The latest high-bypass Trent-series engine will offer thrust ratings across a range of between 74,000 and 92,000 pounds.

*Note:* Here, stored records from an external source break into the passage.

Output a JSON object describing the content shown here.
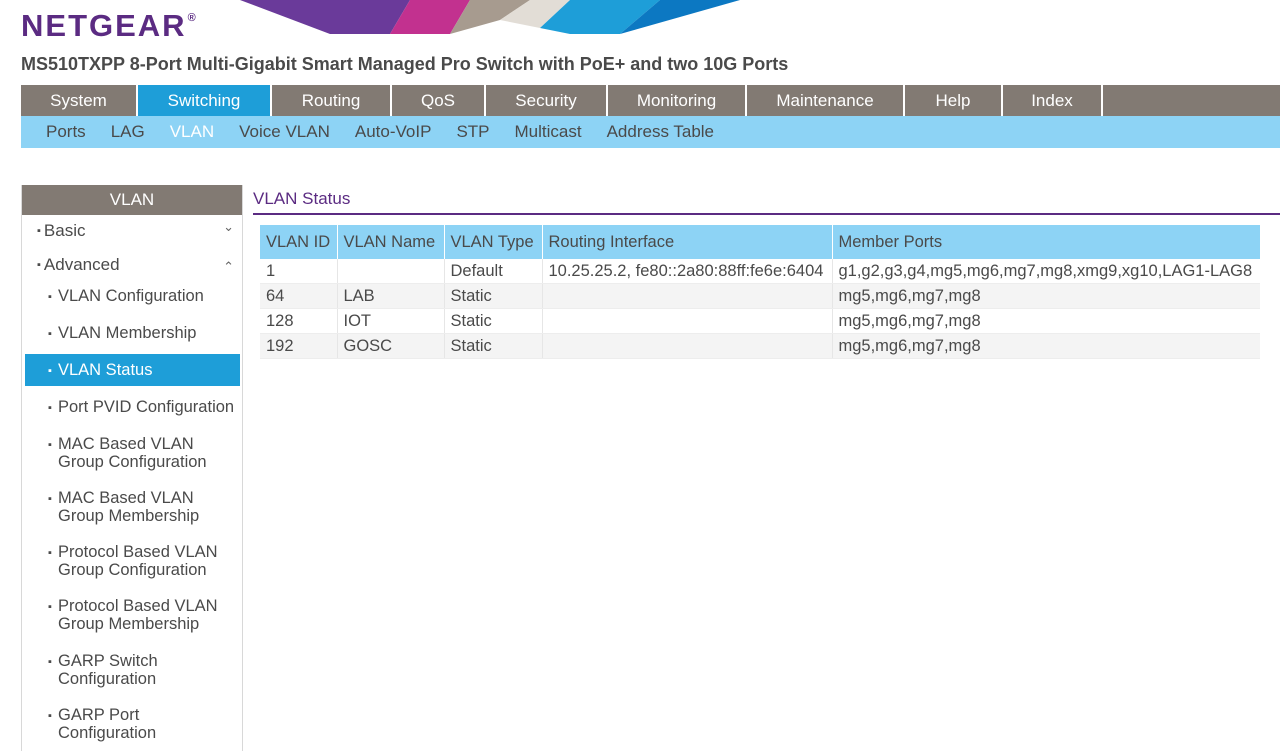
{
  "brand": {
    "logo_text": "NETGEAR",
    "registered_mark": "®"
  },
  "product_title": "MS510TXPP 8-Port Multi-Gigabit Smart Managed Pro Switch with PoE+ and two 10G Ports",
  "main_nav": {
    "tabs": [
      {
        "label": "System"
      },
      {
        "label": "Switching"
      },
      {
        "label": "Routing"
      },
      {
        "label": "QoS"
      },
      {
        "label": "Security"
      },
      {
        "label": "Monitoring"
      },
      {
        "label": "Maintenance"
      },
      {
        "label": "Help"
      },
      {
        "label": "Index"
      }
    ],
    "active": "Switching"
  },
  "sub_nav": {
    "items": [
      {
        "label": "Ports"
      },
      {
        "label": "LAG"
      },
      {
        "label": "VLAN"
      },
      {
        "label": "Voice VLAN"
      },
      {
        "label": "Auto-VoIP"
      },
      {
        "label": "STP"
      },
      {
        "label": "Multicast"
      },
      {
        "label": "Address Table"
      }
    ],
    "active": "VLAN"
  },
  "sidebar": {
    "title": "VLAN",
    "groups": [
      {
        "label": "Basic",
        "expanded": false
      },
      {
        "label": "Advanced",
        "expanded": true
      }
    ],
    "items": [
      {
        "label": "VLAN Configuration"
      },
      {
        "label": "VLAN Membership"
      },
      {
        "label": "VLAN Status"
      },
      {
        "label": "Port PVID Configuration"
      },
      {
        "label": "MAC Based VLAN Group Configuration"
      },
      {
        "label": "MAC Based VLAN Group Membership"
      },
      {
        "label": "Protocol Based VLAN Group Configuration"
      },
      {
        "label": "Protocol Based VLAN Group Membership"
      },
      {
        "label": "GARP Switch Configuration"
      },
      {
        "label": "GARP Port Configuration"
      }
    ],
    "active": "VLAN Status"
  },
  "content": {
    "tab_label": "VLAN Status",
    "table": {
      "headers": [
        "VLAN ID",
        "VLAN Name",
        "VLAN Type",
        "Routing Interface",
        "Member Ports"
      ],
      "rows": [
        [
          "1",
          "",
          "Default",
          "10.25.25.2, fe80::2a80:88ff:fe6e:6404",
          "g1,g2,g3,g4,mg5,mg6,mg7,mg8,xmg9,xg10,LAG1-LAG8"
        ],
        [
          "64",
          "LAB",
          "Static",
          "",
          "mg5,mg6,mg7,mg8"
        ],
        [
          "128",
          "IOT",
          "Static",
          "",
          "mg5,mg6,mg7,mg8"
        ],
        [
          "192",
          "GOSC",
          "Static",
          "",
          "mg5,mg6,mg7,mg8"
        ]
      ]
    }
  },
  "colors": {
    "brand_purple": "#5b2b82",
    "nav_gray": "#827a73",
    "active_blue": "#1e9ed8",
    "light_blue": "#8dd3f5"
  }
}
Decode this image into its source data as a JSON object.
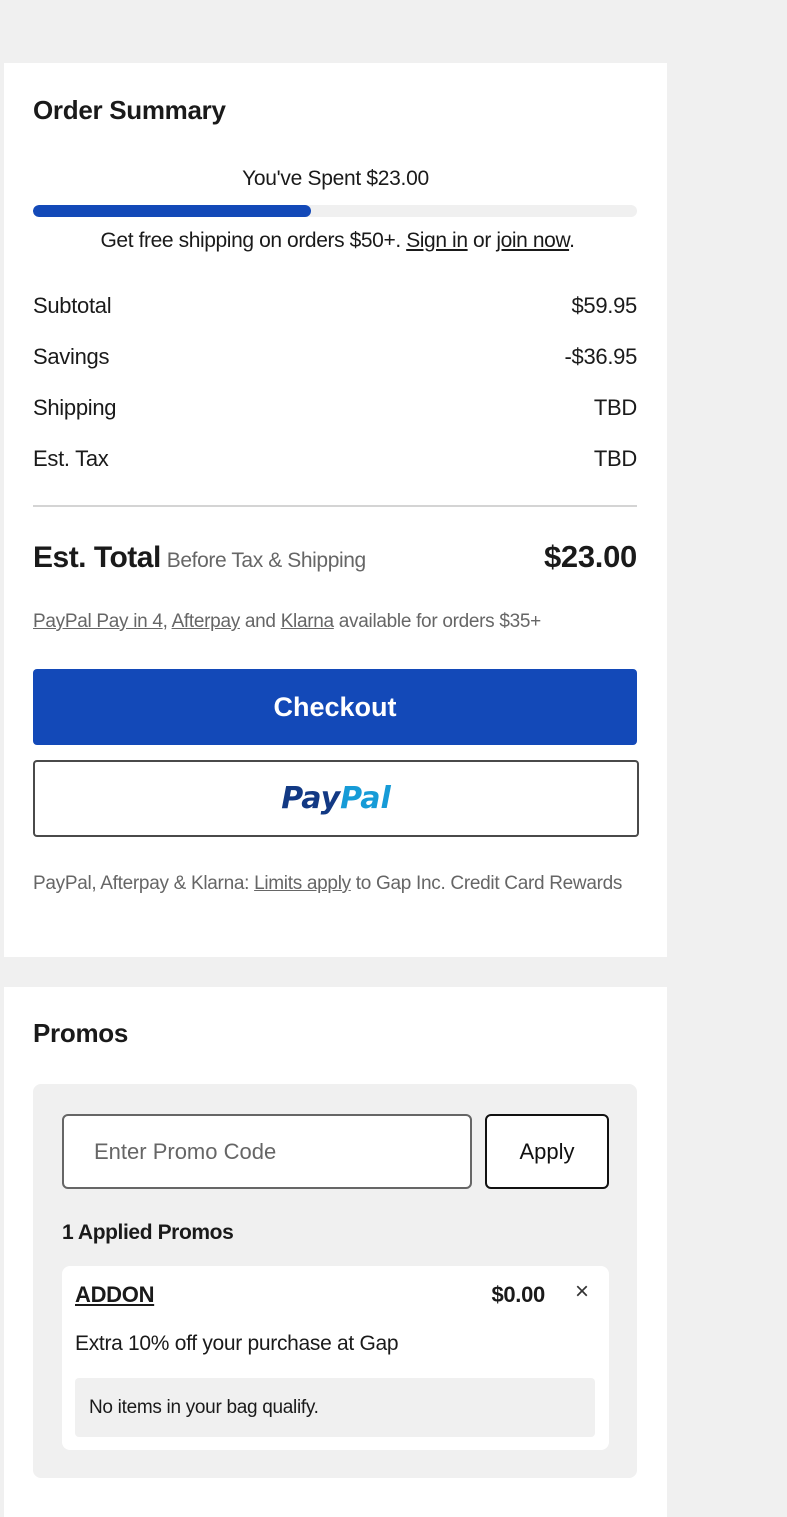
{
  "order_summary": {
    "title": "Order Summary",
    "progress_label": "You've Spent $23.00",
    "progress_fraction": 0.46,
    "free_shipping": {
      "prefix": "Get free shipping on orders $50+. ",
      "sign_in": "Sign in",
      "or": " or ",
      "join_now": "join now",
      "suffix": "."
    },
    "rows": [
      {
        "label": "Subtotal",
        "value": "$59.95"
      },
      {
        "label": "Savings",
        "value": "-$36.95"
      },
      {
        "label": "Shipping",
        "value": "TBD"
      },
      {
        "label": "Est. Tax",
        "value": "TBD"
      }
    ],
    "total": {
      "label": "Est. Total",
      "sublabel": "Before Tax & Shipping",
      "value": "$23.00"
    },
    "bnpl": {
      "paypal": "PayPal Pay in 4",
      "comma": ", ",
      "afterpay": "Afterpay",
      "and": " and ",
      "klarna": "Klarna",
      "suffix": " available for orders $35+"
    },
    "checkout_label": "Checkout",
    "paypal_button": {
      "part1": "Pay",
      "part2": "Pal"
    },
    "disclaimer": {
      "prefix": "PayPal, Afterpay & Klarna: ",
      "link": "Limits apply",
      "suffix": " to Gap Inc. Credit Card Rewards"
    }
  },
  "promos": {
    "title": "Promos",
    "input_placeholder": "Enter Promo Code",
    "apply_label": "Apply",
    "applied_label": "1 Applied Promos",
    "applied": [
      {
        "code": "ADDON",
        "amount": "$0.00",
        "remove_icon": "×",
        "description": "Extra 10% off your purchase at Gap",
        "note": "No items in your bag qualify."
      }
    ]
  },
  "colors": {
    "accent": "#1349b8",
    "paypal_dark": "#123984",
    "paypal_light": "#169bd7",
    "background": "#f0f0f0"
  }
}
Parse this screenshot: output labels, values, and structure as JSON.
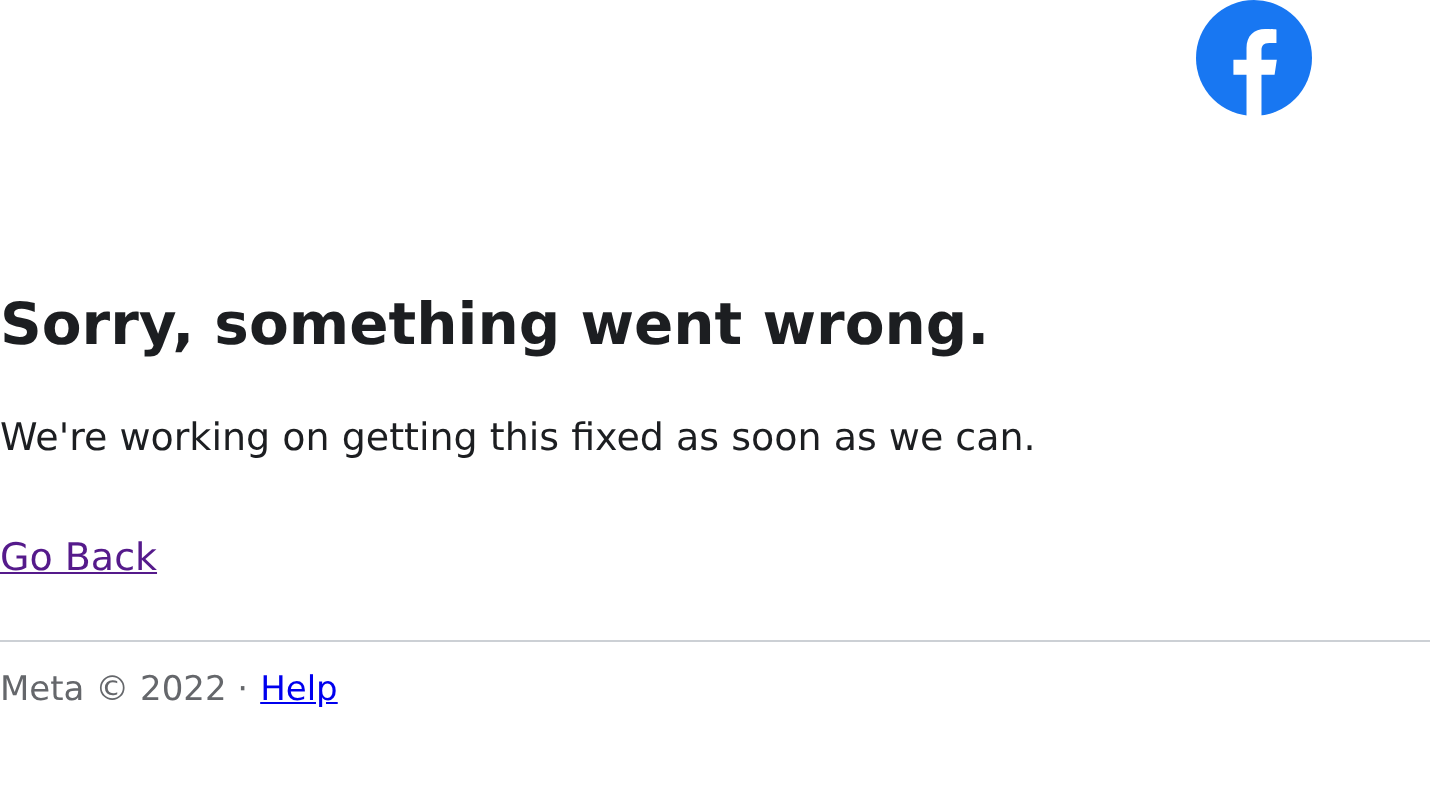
{
  "heading": "Sorry, something went wrong.",
  "message": "We're working on getting this fixed as soon as we can.",
  "back_link": "Go Back",
  "footer": {
    "copyright": "Meta © 2022 ·",
    "help_link": "Help"
  }
}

The Trent XWB remains the only engine type that Airbus has secured for the A350 XWB family, as the European airframe maker has so far failed to convince GE to develop a family that would offer a wide-enough thrust range to power the A350 XWB-1000.
To date, MHI has cooperated with Rolls-Royce through its involvement in the V2500 engine program, and as an RRSP it has participated in Rolls-Royce’s program to develop the Trent 1000, an engine earmarked for the Boeing 787 Dreamliner.
MHI calls its participation in the Trent XWB “an ideal opportunity to strengthen its international competitiveness in core technology for aero-engines by joining in the engine’s development from the initial design stage.” It also means that MHI will now have a hand in the development of engines that satisfy most needs of the large-size commercial aircraft engine market segment, said the company.
Apart from the Trent XWB, MHI’s involvement in the commercial engine business has included development and manufacture of Pratt & Whitney’s PW4000, PW6000, JT8D-200 and other engine models, International Aero Engines’ (IAE) V2500 and the aforementioned Trent 1000.